Gather, from the listing beneath this task, every line holding the string "square".

=======

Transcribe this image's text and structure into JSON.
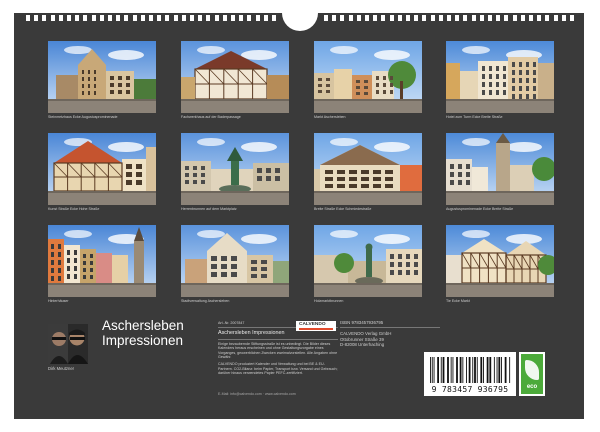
{
  "thumbnails": [
    {
      "caption": "Steinmetzhaus Ecke Augustusprominenade",
      "scene": "facade-gable-blue-sky"
    },
    {
      "caption": "Fachwerkhaus auf der Baderpassage",
      "scene": "timber-frame-house"
    },
    {
      "caption": "Markt Aschersleben",
      "scene": "market-square"
    },
    {
      "caption": "Hotel zum Turm Ecke Breite Straße",
      "scene": "street-row"
    },
    {
      "caption": "Kunst Straße Ecke Hohe Straße",
      "scene": "corner-house-red-roof"
    },
    {
      "caption": "Herrenbrunnen auf dem Marktplatz",
      "scene": "fountain-square"
    },
    {
      "caption": "Breite Straße Ecke Schmiedestraße",
      "scene": "classical-building"
    },
    {
      "caption": "Augustusprominenade Ecke Breite Straße",
      "scene": "church-tower-street"
    },
    {
      "caption": "Hinterhäuser",
      "scene": "colorful-row-church"
    },
    {
      "caption": "Stadtverwaltung Aschersleben",
      "scene": "town-hall"
    },
    {
      "caption": "Holzmarktbrunnen",
      "scene": "fountain-statue"
    },
    {
      "caption": "Tie Ecke Markt",
      "scene": "timber-row-square"
    }
  ],
  "author": {
    "name": "Dirk Meutzner"
  },
  "title_line1": "Aschersleben",
  "title_line2": "Impressionen",
  "article_no": "Art.-Nr. 2007847",
  "isbn": "ISBN 9783457936795",
  "info_title": "Aschersleben Impressionen",
  "info_body_1": "Einige bezaubernde Stiftungsstraße ist es unbedingt. Die Bilder dieses Kalenders heraus erscheinen und ohne Gestaltungsvorgabe eines Vorganges, geowerblichen Zwecken zweimalvorstellen. Alle Angaben ohne Gewähr.",
  "info_body_2": "CALVENDO produziert Kalender und Verwaltung und bei BE & EU-Partnern. CO2-Bilanz: beim Papier, Transport bzw. Versand und Gebrauch; darüber hinaus verwendetes Papier PEFC-zertifiziert.",
  "calvendo_label": "CALVENDO",
  "publisher": [
    "CALVENDO Verlag GmbH",
    "Ottobrunner Straße 39",
    "D-82008 Unterhaching"
  ],
  "barcode_number": "9 783457 936795",
  "eco_label": "eco",
  "footer_line": "E-Mail: info@calvendo.com · www.calvendo.com"
}
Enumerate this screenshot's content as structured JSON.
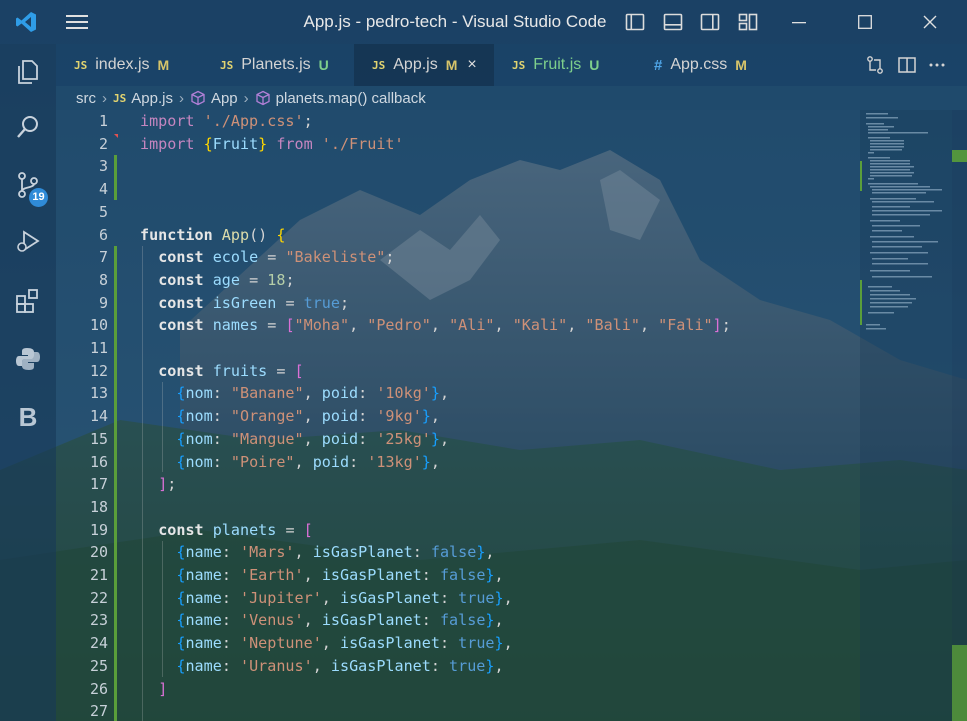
{
  "window": {
    "title": "App.js - pedro-tech - Visual Studio Code"
  },
  "activity_bar": {
    "items": [
      {
        "name": "explorer",
        "icon": "files-icon"
      },
      {
        "name": "search",
        "icon": "search-icon"
      },
      {
        "name": "source-control",
        "icon": "source-control-icon",
        "badge": "19"
      },
      {
        "name": "run-debug",
        "icon": "debug-icon"
      },
      {
        "name": "extensions",
        "icon": "extensions-icon"
      },
      {
        "name": "python",
        "icon": "python-icon"
      },
      {
        "name": "b-extension",
        "icon": "b-letter-icon",
        "label": "B"
      }
    ]
  },
  "tabs": [
    {
      "icon": "JS",
      "label": "index.js",
      "status": "M",
      "active": false
    },
    {
      "icon": "JS",
      "label": "Planets.js",
      "status": "U",
      "active": false
    },
    {
      "icon": "JS",
      "label": "App.js",
      "status": "M",
      "active": true,
      "close": "×"
    },
    {
      "icon": "JS",
      "label": "Fruit.js",
      "status": "U",
      "active": false
    },
    {
      "icon": "#",
      "label": "App.css",
      "status": "M",
      "active": false
    }
  ],
  "breadcrumb": {
    "folder": "src",
    "file_icon": "JS",
    "file": "App.js",
    "symbol1": "App",
    "symbol2": "planets.map() callback",
    "separator": "›"
  },
  "editor": {
    "line_numbers": [
      "1",
      "2",
      "3",
      "4",
      "5",
      "6",
      "7",
      "8",
      "9",
      "10",
      "11",
      "12",
      "13",
      "14",
      "15",
      "16",
      "17",
      "18",
      "19",
      "20",
      "21",
      "22",
      "23",
      "24",
      "25",
      "26",
      "27"
    ],
    "code": {
      "l1": {
        "import": "import",
        "path": "'./App.css'",
        "semi": ";"
      },
      "l2": {
        "import": "import",
        "lb": "{",
        "name": "Fruit",
        "rb": "}",
        "from": "from",
        "path": "'./Fruit'"
      },
      "l6": {
        "kw": "function",
        "name": "App",
        "paren": "()",
        "brace": "{"
      },
      "l7": {
        "kw": "const",
        "name": "ecole",
        "eq": "=",
        "val": "\"Bakeliste\"",
        "semi": ";"
      },
      "l8": {
        "kw": "const",
        "name": "age",
        "eq": "=",
        "val": "18",
        "semi": ";"
      },
      "l9": {
        "kw": "const",
        "name": "isGreen",
        "eq": "=",
        "val": "true",
        "semi": ";"
      },
      "l10": {
        "kw": "const",
        "name": "names",
        "eq": "=",
        "lb": "[",
        "items": [
          "\"Moha\"",
          "\"Pedro\"",
          "\"Ali\"",
          "\"Kali\"",
          "\"Bali\"",
          "\"Fali\""
        ],
        "rb": "]",
        "semi": ";"
      },
      "l12": {
        "kw": "const",
        "name": "fruits",
        "eq": "=",
        "lb": "["
      },
      "fruits": [
        {
          "k1": "nom",
          "v1": "\"Banane\"",
          "k2": "poid",
          "v2": "'10kg'"
        },
        {
          "k1": "nom",
          "v1": "\"Orange\"",
          "k2": "poid",
          "v2": "'9kg'"
        },
        {
          "k1": "nom",
          "v1": "\"Mangue\"",
          "k2": "poid",
          "v2": "'25kg'"
        },
        {
          "k1": "nom",
          "v1": "\"Poire\"",
          "k2": "poid",
          "v2": "'13kg'"
        }
      ],
      "l17": {
        "rb": "]",
        "semi": ";"
      },
      "l19": {
        "kw": "const",
        "name": "planets",
        "eq": "=",
        "lb": "["
      },
      "planets": [
        {
          "k1": "name",
          "v1": "'Mars'",
          "k2": "isGasPlanet",
          "v2": "false"
        },
        {
          "k1": "name",
          "v1": "'Earth'",
          "k2": "isGasPlanet",
          "v2": "false"
        },
        {
          "k1": "name",
          "v1": "'Jupiter'",
          "k2": "isGasPlanet",
          "v2": "true"
        },
        {
          "k1": "name",
          "v1": "'Venus'",
          "k2": "isGasPlanet",
          "v2": "false"
        },
        {
          "k1": "name",
          "v1": "'Neptune'",
          "k2": "isGasPlanet",
          "v2": "true"
        },
        {
          "k1": "name",
          "v1": "'Uranus'",
          "k2": "isGasPlanet",
          "v2": "true"
        }
      ],
      "l26": {
        "rb": "]"
      }
    }
  },
  "colors": {
    "titlebar": "#183c60",
    "accent": "#2f8bd8",
    "git_added": "#5a9e3a",
    "keyword": "#c586c0",
    "string": "#ce9178",
    "variable": "#9cdcfe",
    "function": "#dcdcaa",
    "number": "#b5cea8",
    "boolean": "#569cd6"
  }
}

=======

[YOUR RESPONSE]:
      "scene": "market-square"
      "scene": "fountain-square"
      "scene": "timber-row-square"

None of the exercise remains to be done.